The Best Way to Loosen Rusted Bolts

Rust is never a good sign.

With some hard work and determination, you can loosen almost any rusted bolt.With some hard work and determination, you can loosen almost any rusted bolt.
It means something is deteriorating. Rust is especially bothersome when it forms on a bolt, as it causes the threads to corrode and bind to their surroundings. As you can imagine, this causes the bolt to be incredibly difficult to remove. If you encounter this problem, always use a wrench or socket that snugly fits the head of the bolt or nut. A socket or wrench that does not fit tightly will likely result in a bolt head break or a nut with rounded edges.

Strike the rusted bolt several times with a ball-peen hammer. Hammering the bolt will break some of the rust and corrosion free from the threads.

Apply some penetrating oil or rust solvent to the rusted bolt. Completely saturate the bolt with the oil or solvent and allow it to soak for 10 to 15 minutes. It's best to apply oil or solvent several times throughout the day and allow it soak during the night. If it's possible, you can try to immerse the part with the rusted bolt into a container filled with penetrating oil and allow it to soak for at least a day.

Strike the rusty bolt with your ball-peen hammer a few more times to remove any rust that the oil or solvent may have loosened.

Place the proper-size socket onto the head of the bolt, then connect your breaker bar to the socket.
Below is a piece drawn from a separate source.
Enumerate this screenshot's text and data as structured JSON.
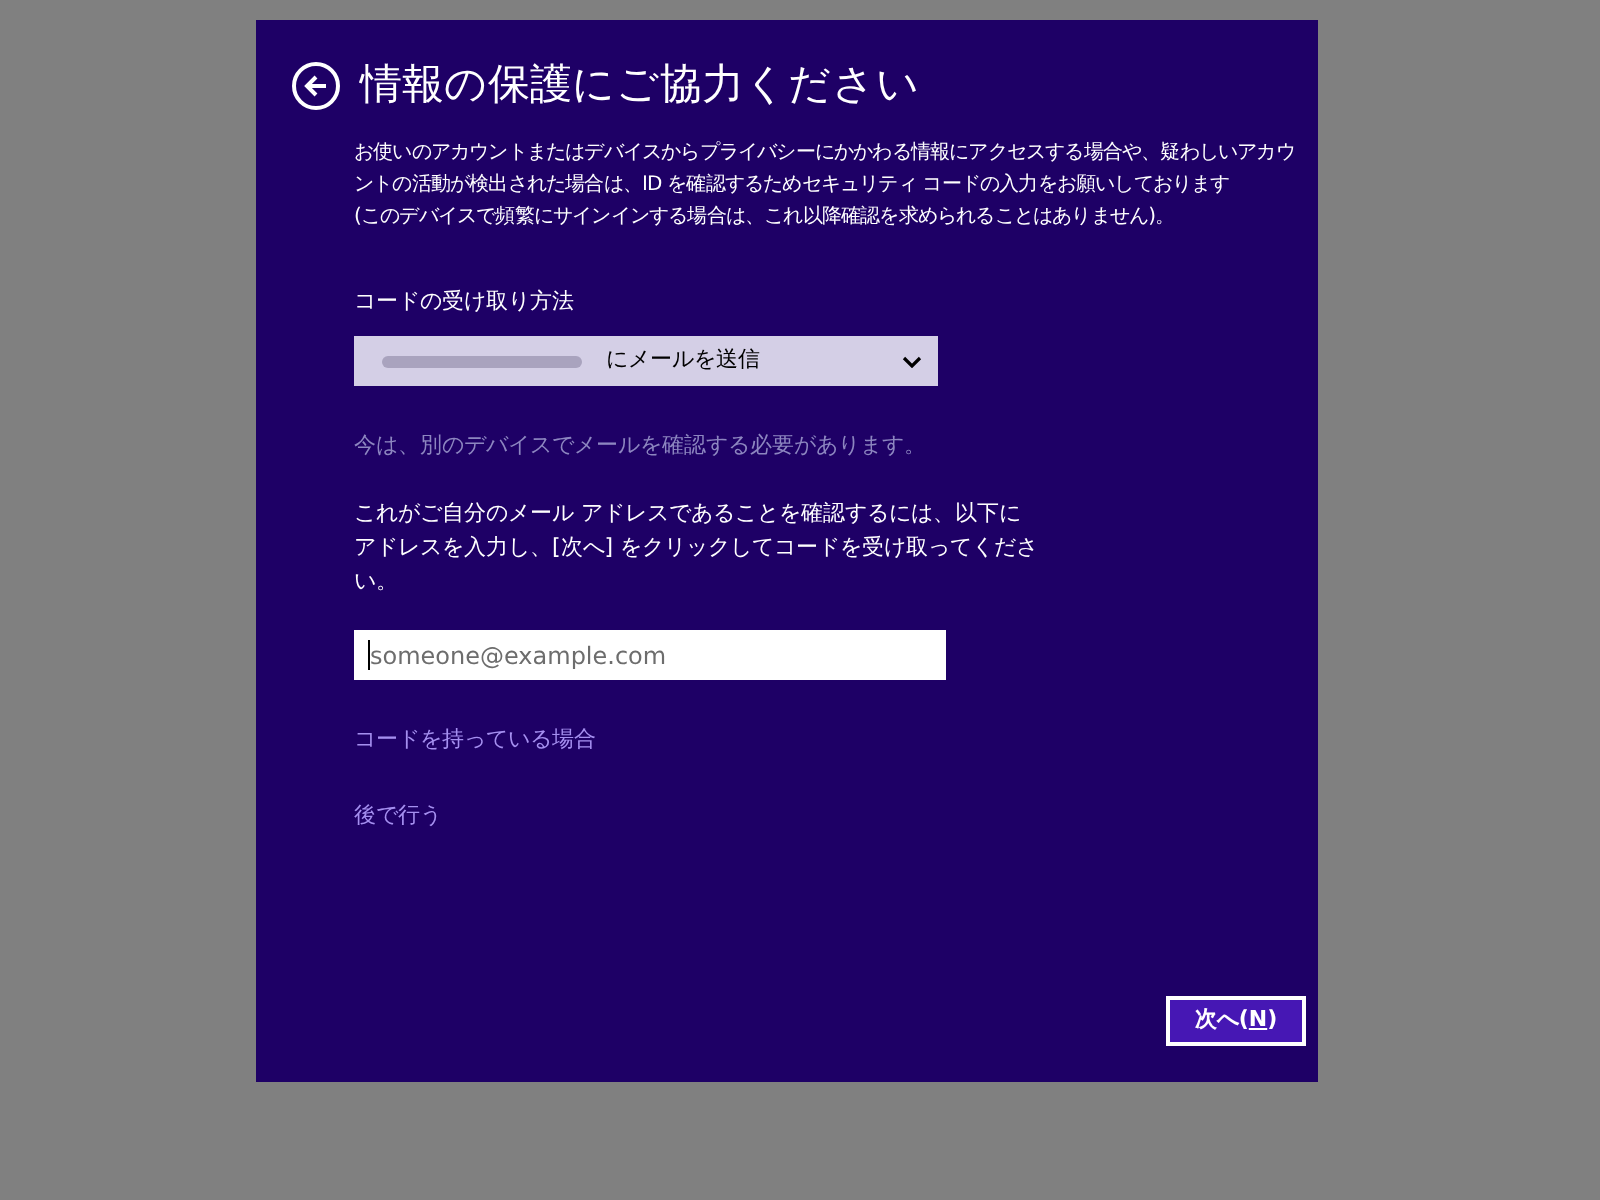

For large bolts, make sure you utilize a heavy-duty breaker bar, at least 1/2 inch.

Turn the bolt clockwise, as if you were tightening it. This will help break the threads loose. Turn it only slightly, however. Then turn the bolt counterclockwise to loosen and remove the bolt.

Slide a cheater bar over your breaker bar if the bolt does not come loose. You can use a piece of steel pipe for a cheater bar, as long as it is able to slide over the breaker bar. The additional length of the cheater bar will give you greater leverage when trying to break the bolt free. Turn the bolt slowly, clockwise and then counterclockwise, until it is loosened.

Things You Will Need

  • Ball-peen hammer
  • Breaker bar and proper size socket
  • Can of penetrating oil or rust solvent
  • Cheater bar (a piece of steel pipe will suffice)

Tip

  • If you accidentally snap the bolt while trying to remove it, don't worry. You will need to make a trip to the hardware store and purchase an extracting kit or tap wrench. These tools will allow you to drill into the broken bolt using a conventional drill. Once the extractor or tap wrench is in place, you simply turn the bolt out as you normally would.

About the Author

Arthur Barnhouse has written numerous short stories, contributed content to various websites and was an invited speaker at a university symposium on creative writing. He began writing in 2002 and holds a Bachelor of Arts in English literature from the University of Pittsburgh. Barnhouse has driven across the United States numerous times and draws upon his travel experiences in his writing.